Are you experiencing transformation?
Are you Beholding God's Glory in this life-changing way?
In order to behold His glory, we have to let go of our own.
And this, my friend, is hard to do. This is radical living. This involves abandoning all sorts of behaviors with which we are quite comfortable.
We're comfortable with them, in part, because we are encouraged to live the American Dream. We're commended for achievement, self-sufficiency, accumulation of possessions, productivity, and success in the here and now. And as we pursue these things, and feel emptier and emptier, what we fail to realize is that we have fooled ourselves, pulling a veil over our faces that clouds our ability to Behold God's glory.
If I want to behold God's glory and there's no room- no sacred space for Him- if I'm keeping Him small in my life, then there's just one solution.
Less of me, and more of God.
What this means- Less of me and more of God- will look different for each one of us. But I want to share this morning what it means in my life today. Because I want to Behold God's Glory. I want it more than anything. And there are things in my life that are getting in the way of that. I am on a journey. I'm talking to you in the middle of it. I'm not sharing what has worked at the end of it. I'm saying, this is where I am today. And maybe this will resonate with you. But what I want you to do is to go before God, and ask Him, “What does Less of me and more of You mean in my life?”
1) Less relying on myself
For years, one area that God has been focusing on with me is my self-sufficiency. We are commended for believing in ourselves, trusting in and developing our own abilities, pulling ourselves up by the bootstraps, and making things happen. Of course, hard work and diligence are good traits. But we get into trouble when we start to believe the lie that it's all up to us. Jesus calls us to be like Him, and to rely utterly on God's power. St. Paul echoes that teaching in 2 Corinthians 12:9 when he says, “My grace is sufficient for you, for my power is made perfect in weakness.”
I used to pray that God would lighten my load- that it wouldn't be so hard all the time to get done the things that I believe he has called me to do. On a daily basis, there is far more on my plate than seems possible to accomplish, and I'm talking about the things that matter in the long run, not making the showiest birthday treat for my child to bring to school. Just when I think I might be able to get it all done (I've figured it out), something happens that throws my plans into disarray.

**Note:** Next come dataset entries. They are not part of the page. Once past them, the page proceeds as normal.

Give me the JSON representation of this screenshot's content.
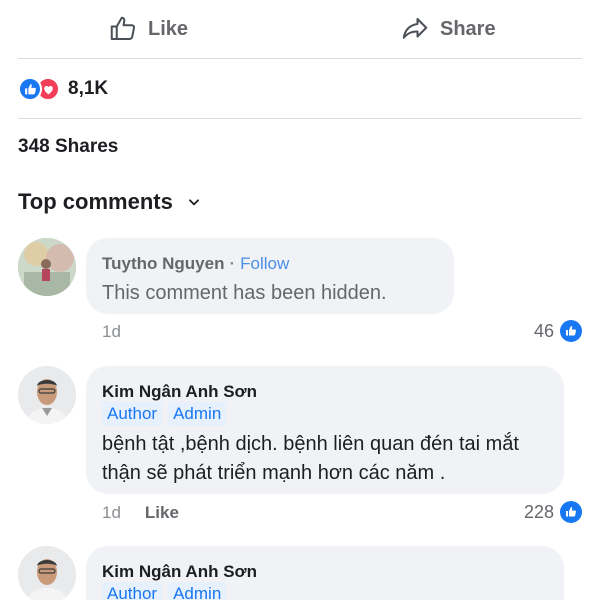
{
  "actions": {
    "like_label": "Like",
    "share_label": "Share"
  },
  "reactions": {
    "count": "8,1K",
    "icons": [
      "like-icon",
      "love-icon"
    ]
  },
  "shares": "348 Shares",
  "top_comments": {
    "label": "Top comments"
  },
  "comments": [
    {
      "author": "Tuytho Nguyen",
      "separator": "·",
      "follow": "Follow",
      "text": "This comment has been hidden.",
      "time": "1d",
      "likes": "46"
    },
    {
      "author": "Kim Ngân Anh Sơn",
      "badges": [
        "Author",
        "Admin"
      ],
      "text": "bệnh tật ,bệnh dịch. bệnh liên quan đén tai mắt thận sẽ phát triển mạnh hơn các năm .",
      "time": "1d",
      "like_label": "Like",
      "likes": "228"
    },
    {
      "author": "Kim Ngân Anh Sơn",
      "badges": [
        "Author",
        "Admin"
      ]
    }
  ],
  "colors": {
    "accent": "#1877f2",
    "love": "#f33e58",
    "bubble": "#f0f2f5",
    "muted": "#65676b"
  }
}
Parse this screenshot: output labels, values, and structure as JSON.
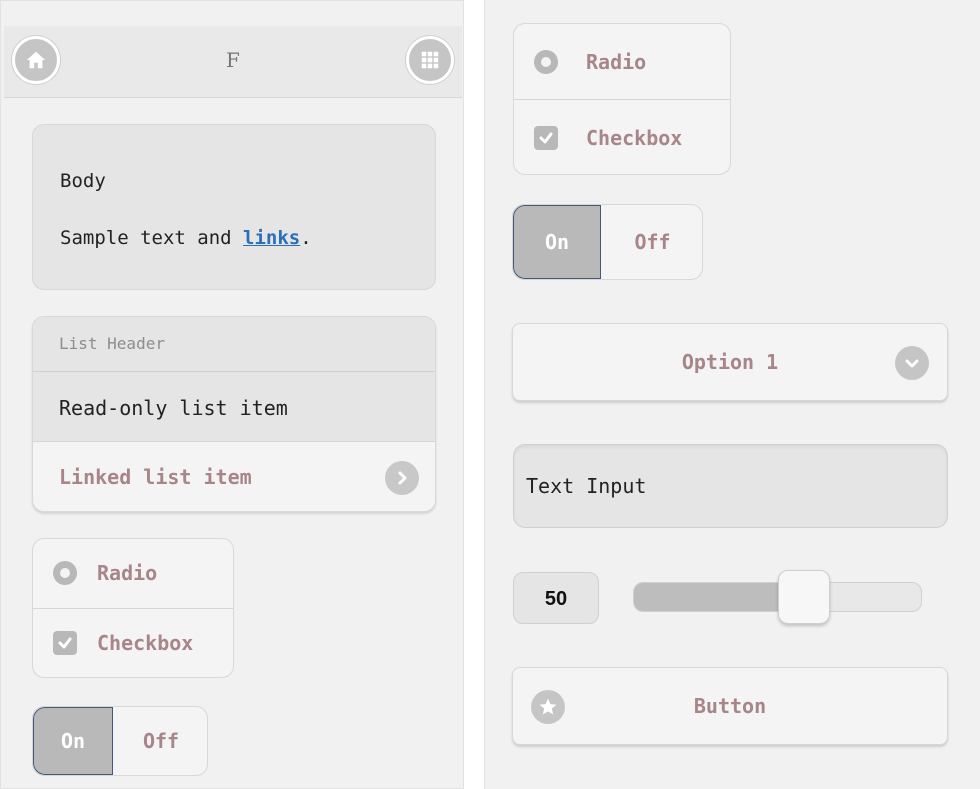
{
  "header": {
    "title": "F",
    "home_icon": "home-icon",
    "menu_icon": "grid-icon"
  },
  "body_card": {
    "heading": "Body",
    "text_before": "Sample text and ",
    "link_text": "links",
    "text_after": "."
  },
  "list": {
    "header": "List Header",
    "readonly_item": "Read-only list item",
    "linked_item": "Linked list item",
    "linked_icon": "chevron-right-icon"
  },
  "choices": {
    "radio_label": "Radio",
    "checkbox_label": "Checkbox"
  },
  "toggle": {
    "on_label": "On",
    "off_label": "Off"
  },
  "select": {
    "value": "Option 1",
    "icon": "chevron-down-icon"
  },
  "text_input": {
    "value": "Text Input"
  },
  "slider": {
    "value": "50",
    "min": 0,
    "max": 100
  },
  "button": {
    "label": "Button",
    "icon": "star-icon"
  },
  "colors": {
    "background": "#f1f1f1",
    "card": "#e5e5e5",
    "accent_text": "#a78588",
    "link": "#2a6fbb",
    "toggle_on": "#b9b9b9"
  }
}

Because my self-sufficiency is so hard wired into me, it seems that the busyness of my schedule, the demands on my time, is the thorn in my side that God is allowing so that I rely utterly on Him. I'm not saying that we shouldn't pursue balance and that there's no place for rest. I'm just saying that in my life, God allows things to feel impossible, so that I rely on His power instead of my own ability.
2) Less craving for approval
Writing my book was a scary thing for me to do. There's so much of my heart splashed all over those pages. It's one thing to share it in the form of a talk, which I give among friends at Walking with Purpose. It's another thing to put it out there, knowing that for every person who loves it, someone might hate it and write something awful about it on Amazon.com. And I need to let this go. I need to get rid of my craving for approval, and my people pleasing behaviors. I need to live in such a way that I'm more concerned with my character than I am with my reputation. My character is who I really am. My reputation is who others think I am. God's got His eye on my character, and it's my character that should reflect Him to a world that is watching. People want to see a faith that makes a difference. People are asking, “does it work?” and then are looking at us to find the answer. They may not ask overtly, but they are observing. Character counts more than reputation. In an “image is everything world,” living like that is truly radical.